As the Mk I but with spinner less constant speed propellers; 20 built for the RAF and 50 for the RAAF.
Production aircraft with retractable ventral gun position; 428 built.
Lend-lease variants of the A-29 and A-29A aircraft; 800 built.
As Mk II with ventral gun removed; 30 built and RAAF Mk I and IIs were converted to this standard.
52 A-28s delivered to the RAAF.
Mk III with two 1,200 hp (890 kW) Pratt & Whitney R-1830-S3C4-G Twin Wasp engines; 409 built.
A-28As under lend-lease; 450 built.
US Military designation powered by two 1,050 hp (780 kW) Pratt & Whitney R-1830-45 engines; 52 lend-lease to Australia as Hudson IVA.
US Military designation powered by two 1,200 hp (890 kW) Pratt & Whitney R-1830-67 engines, interiors convertible to troop transports; 450 lend-lease to RAF/RCAF/RNZAF as Hudson VI; 27 units passed to the Brazilian Air Force.
US Military designation powered by two 1,200 hp (890 kW) Wright R-1820-87 engines; lend lease version intended for the RAF, 153 diverted to United States Army Air Forces (USAAF) as the RA-29 and 20 to the United States Navy (USN) as the PBO-1.
as A-29 but with convertible interiors as troop transports; 384 lend-lease to the RAF/RAAF/RCAF/RNZAF Chinese Air Force as Hudson IIIA, some retained by USAAF as the RA-29A.
24 of the 153 A-29s retained by the USAAF converted for photo-survey.
Gunnery trainer version of the A-29 powered by two Wright R-1820-87 engines, 217 built.
Navigational trainer version with dorsal turret removed, 83 built.
Provisional designation changed to A-29A.
Twenty former RAF Hudson IIIAs repossessed for use by Patrol Squadron 82 (VP-82) of the USN
44 ft 4 in (13.51 m)
65 ft 6 in (19.96 m)
11 ft 10 in (3.61 m)
551 sq ft (51.2 m2)
11,630 lb (5,275 kg)
17,500 lb (7,938 kg)
2 × Wright GR-1820-G102A Cyclone,
9-cylinder radial engines,
1,100 hp (820 kW) each
246 mph (396 km/h, 214 kn) at 6,500 ft (2,000 m)
220 mph (350 km/h, 190 kn)

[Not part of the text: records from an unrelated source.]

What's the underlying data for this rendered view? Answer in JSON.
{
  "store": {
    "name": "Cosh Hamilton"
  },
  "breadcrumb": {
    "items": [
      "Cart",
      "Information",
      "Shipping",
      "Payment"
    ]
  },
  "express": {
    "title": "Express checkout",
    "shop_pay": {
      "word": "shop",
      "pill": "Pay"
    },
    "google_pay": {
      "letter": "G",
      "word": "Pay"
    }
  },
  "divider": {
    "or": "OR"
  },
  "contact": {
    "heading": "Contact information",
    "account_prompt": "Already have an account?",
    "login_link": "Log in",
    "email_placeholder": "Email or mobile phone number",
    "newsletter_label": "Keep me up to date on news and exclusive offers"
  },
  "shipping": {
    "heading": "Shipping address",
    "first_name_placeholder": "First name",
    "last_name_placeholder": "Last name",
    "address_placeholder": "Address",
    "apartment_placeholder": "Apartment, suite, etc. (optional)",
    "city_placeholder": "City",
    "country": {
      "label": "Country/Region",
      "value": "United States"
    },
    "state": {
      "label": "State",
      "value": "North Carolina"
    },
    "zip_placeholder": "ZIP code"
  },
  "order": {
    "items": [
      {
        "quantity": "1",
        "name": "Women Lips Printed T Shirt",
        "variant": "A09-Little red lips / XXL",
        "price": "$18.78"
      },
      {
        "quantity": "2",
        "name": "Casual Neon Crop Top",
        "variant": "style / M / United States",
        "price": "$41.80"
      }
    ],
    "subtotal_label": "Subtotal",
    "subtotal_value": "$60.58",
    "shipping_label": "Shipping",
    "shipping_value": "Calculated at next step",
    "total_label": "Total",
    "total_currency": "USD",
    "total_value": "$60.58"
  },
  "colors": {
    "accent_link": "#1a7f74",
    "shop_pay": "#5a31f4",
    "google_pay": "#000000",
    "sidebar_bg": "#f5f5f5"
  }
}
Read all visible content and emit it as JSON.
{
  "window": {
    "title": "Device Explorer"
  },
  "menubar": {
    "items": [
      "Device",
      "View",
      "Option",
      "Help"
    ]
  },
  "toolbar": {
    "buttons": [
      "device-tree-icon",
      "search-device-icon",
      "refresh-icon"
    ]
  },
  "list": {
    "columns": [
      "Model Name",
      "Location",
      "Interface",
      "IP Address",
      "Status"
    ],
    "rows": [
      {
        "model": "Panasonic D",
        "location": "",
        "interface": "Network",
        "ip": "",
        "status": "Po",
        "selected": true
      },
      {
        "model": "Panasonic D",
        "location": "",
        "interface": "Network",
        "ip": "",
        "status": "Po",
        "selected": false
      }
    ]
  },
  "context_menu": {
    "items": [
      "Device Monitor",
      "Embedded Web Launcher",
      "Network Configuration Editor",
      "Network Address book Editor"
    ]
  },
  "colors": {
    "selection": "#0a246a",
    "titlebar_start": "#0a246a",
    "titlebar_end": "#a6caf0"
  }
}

1,960 mi (3,150 km, 1,700 nmi)
25,000 ft (7,600 m)
Rate of climb
2,180 ft/min (11.1 m/s)
2 × .303 in (7.7 mm) Browning machine guns in dorsal turret